Justice Reinvestment in Maine
In 2019, Maine faced a number of pressing public safety challenges. Like other northeastern states, Maine was hit hard by the opioid crisis, with an opioid overdose death rate that was among the highest in the nation. The opioid crisis created substantial operational and resource challenges for both local and state justice and behavioral health systems in the state, exacerbating existing stress on those systems. Further, despite having the nation’s second-lowest incarceration rate and a steady decline in overall reported crime, Maine’s prison population had increased in recent years, particularly for women. Probation revocations accounted for more than 40 percent of prison admissions in Maine, which many state leaders attributed to a lack of community-based programming and resources for people with mental illnesses and substance addictions.
In the summer of 2019, Maine leaders requested and received support from the U.S. Department of Justice’s Bureau of Justice Assistance (BJA) and The Pew Charitable Trusts (Pew) to utilize a Justice Reinvestment approach to address these challenges. Staff from the CSG Justice Center provided intensive technical assistance by collecting and analyzing data and helping develop appropriate policy options to contain corrections spending and increase public safety.

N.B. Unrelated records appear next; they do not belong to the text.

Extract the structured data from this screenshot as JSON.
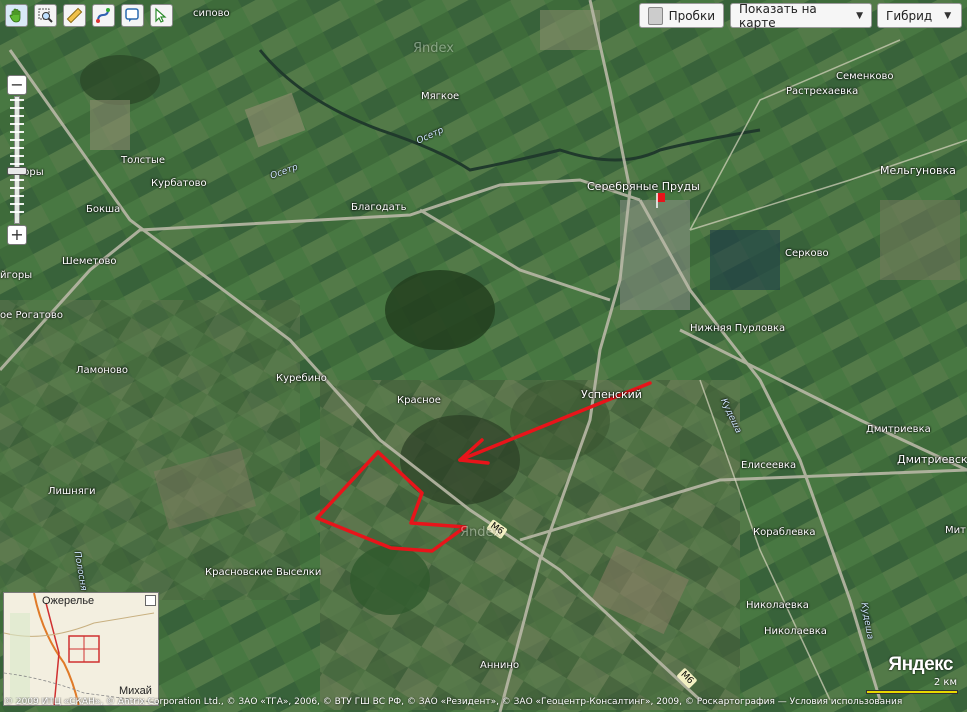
{
  "toolbar": {
    "tools": [
      {
        "name": "hand-tool",
        "icon": "hand-icon"
      },
      {
        "name": "magnifier-tool",
        "icon": "magnifier-icon"
      },
      {
        "name": "ruler-tool",
        "icon": "ruler-icon"
      },
      {
        "name": "route-tool",
        "icon": "route-icon"
      },
      {
        "name": "placemark-tool",
        "icon": "placemark-icon"
      },
      {
        "name": "pointer-tool",
        "icon": "pointer-icon"
      }
    ]
  },
  "controls": {
    "traffic_label": "Пробки",
    "show_on_map_label": "Показать на карте",
    "map_type_label": "Гибрид"
  },
  "labels": {
    "sipovo": "сипово",
    "myagkoe": "Мягкое",
    "tolstye": "Толстые",
    "kurbatovo": "Курбатово",
    "gory": "горы",
    "boksha": "Бокша",
    "blagodat": "Благодать",
    "serebryanye_prudy": "Серебряные Пруды",
    "semenkovo": "Семенково",
    "rastrekhaevka": "Растрехаевка",
    "melgunovka": "Мельгуновка",
    "shemetovo": "Шеметово",
    "gory2": "йгоры",
    "rogatovo": "ое Рогатово",
    "serkovo": "Серково",
    "nizhnyaya_purlovka": "Нижняя Пурловка",
    "lamonovo": "Ламоново",
    "kurebino": "Куребино",
    "krasnoe": "Красное",
    "uspensky": "Успенский",
    "dmitrievka": "Дмитриевка",
    "eliseevka": "Елисеевка",
    "dmitrievsk": "Дмитриевск",
    "lishnyagi": "Лишняги",
    "korablevka": "Кораблевка",
    "krasnovskie_vyselki": "Красновские Выселки",
    "nikolaevka": "Николаевка",
    "nikolaevka2": "Николаевка",
    "annino": "Аннино",
    "mit": "Мит",
    "la": "ла",
    "osetr_1": "Осетр",
    "osetr_2": "Осетр",
    "kudesha_1": "Кудеша",
    "kudesha_2": "Кудеша",
    "polosnya": "Полосня",
    "m6_1": "М6",
    "m6_2": "М6",
    "yandex_watermark_1": "Яndex",
    "yandex_watermark_2": "Яndex"
  },
  "minimap": {
    "ozherelye": "Ожерелье",
    "mikhay": "Михай"
  },
  "logo": "Яндекс",
  "scale": {
    "label": "2 км"
  },
  "copyright": "© 2009 ИТЦ «СКАН», © Antrix Corporation Ltd., © ЗАО «ТГА», 2006, © ВТУ ГШ ВС РФ, © ЗАО «Резидент», © ЗАО «Геоцентр-Консалтинг», 2009, © Роскартография — ",
  "terms_link": "Условия использования",
  "colors": {
    "outline": "#e8141a",
    "arrow": "#e8141a",
    "scale_bar": "#e8d800"
  }
}
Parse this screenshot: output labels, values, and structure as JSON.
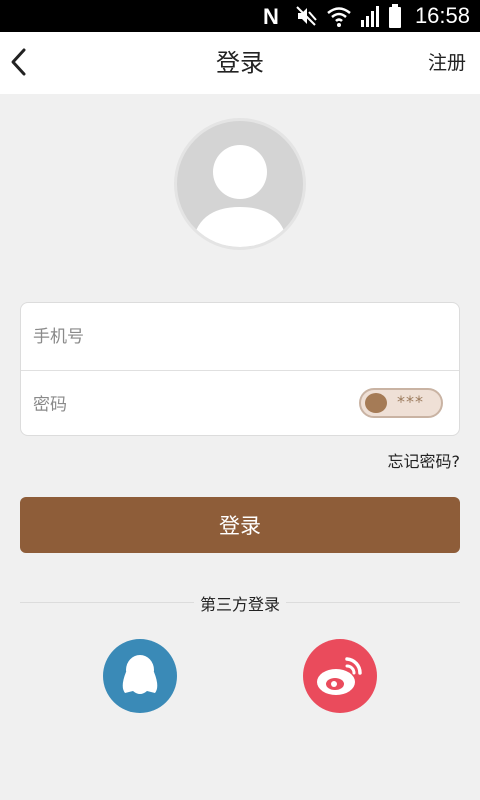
{
  "status_bar": {
    "time": "16:58",
    "icons": [
      "nfc-icon",
      "mute-icon",
      "wifi-icon",
      "signal-icon",
      "battery-icon"
    ]
  },
  "header": {
    "title": "登录",
    "register_label": "注册",
    "back_icon": "chevron-left-icon"
  },
  "avatar": {
    "icon": "avatar-placeholder-icon"
  },
  "form": {
    "phone_placeholder": "手机号",
    "password_placeholder": "密码",
    "password_toggle_text": "***"
  },
  "forgot_password_label": "忘记密码?",
  "login_button_label": "登录",
  "third_party": {
    "label": "第三方登录",
    "providers": [
      {
        "name": "qq",
        "icon": "qq-icon",
        "color": "#3a8ab7"
      },
      {
        "name": "weibo",
        "icon": "weibo-icon",
        "color": "#ea4b5c"
      }
    ]
  },
  "colors": {
    "accent": "#8e5d39",
    "background": "#f0f0f0"
  }
}
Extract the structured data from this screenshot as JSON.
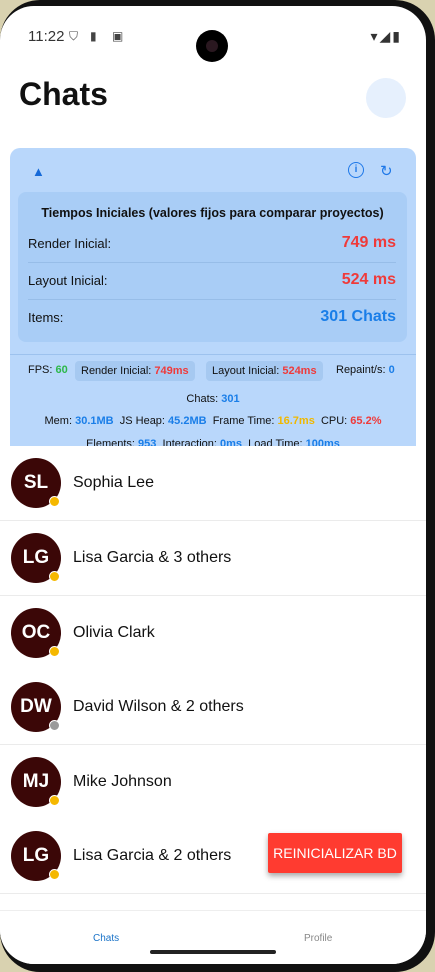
{
  "status": {
    "time": "11:22"
  },
  "header": {
    "title": "Chats"
  },
  "panel": {
    "title": "Tiempos Iniciales (valores fijos para comparar proyectos)",
    "rows": [
      {
        "label": "Render Inicial:",
        "value": "749 ms"
      },
      {
        "label": "Layout Inicial:",
        "value": "524 ms"
      },
      {
        "label": "Items:",
        "value": "301 Chats"
      }
    ],
    "stats": {
      "fps_label": "FPS:",
      "fps": "60",
      "render_label": "Render Inicial:",
      "render": "749ms",
      "layout_label": "Layout Inicial:",
      "layout": "524ms",
      "repaint_label": "Repaint/s:",
      "repaint": "0",
      "chats_label": "Chats:",
      "chats": "301",
      "mem_label": "Mem:",
      "mem": "30.1MB",
      "heap_label": "JS Heap:",
      "heap": "45.2MB",
      "frame_label": "Frame Time:",
      "frame": "16.7ms",
      "cpu_label": "CPU:",
      "cpu": "65.2%",
      "elements_label": "Elements:",
      "elements": "953",
      "interaction_label": "Interaction:",
      "interaction": "0ms",
      "load_label": "Load Time:",
      "load": "100ms"
    }
  },
  "chats": [
    {
      "initials": "SL",
      "name": "Sophia Lee",
      "status_color": "#f5b800"
    },
    {
      "initials": "LG",
      "name": "Lisa Garcia & 3 others",
      "status_color": "#f5b800"
    },
    {
      "initials": "OC",
      "name": "Olivia Clark",
      "status_color": "#f5b800"
    },
    {
      "initials": "DW",
      "name": "David Wilson & 2 others",
      "status_color": "#9a9a9a"
    },
    {
      "initials": "MJ",
      "name": "Mike Johnson",
      "status_color": "#f5b800"
    },
    {
      "initials": "LG",
      "name": "Lisa Garcia & 2 others",
      "status_color": "#f5b800"
    }
  ],
  "reset_button": "REINICIALIZAR BD",
  "tabs": [
    {
      "label": "Chats",
      "color": "#1a73c8"
    },
    {
      "label": "Profile",
      "color": "#888888"
    }
  ],
  "colors": {
    "accent": "#1a7ee8",
    "danger": "#ef3a3a",
    "avatar_bg": "#3b0707",
    "panel_bg": "#b9d7fb"
  }
}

The Justice Reinvestment effort was guided by the interbranch Commission on the Sentencing, Supervision, Incarceration and Management of Offenders.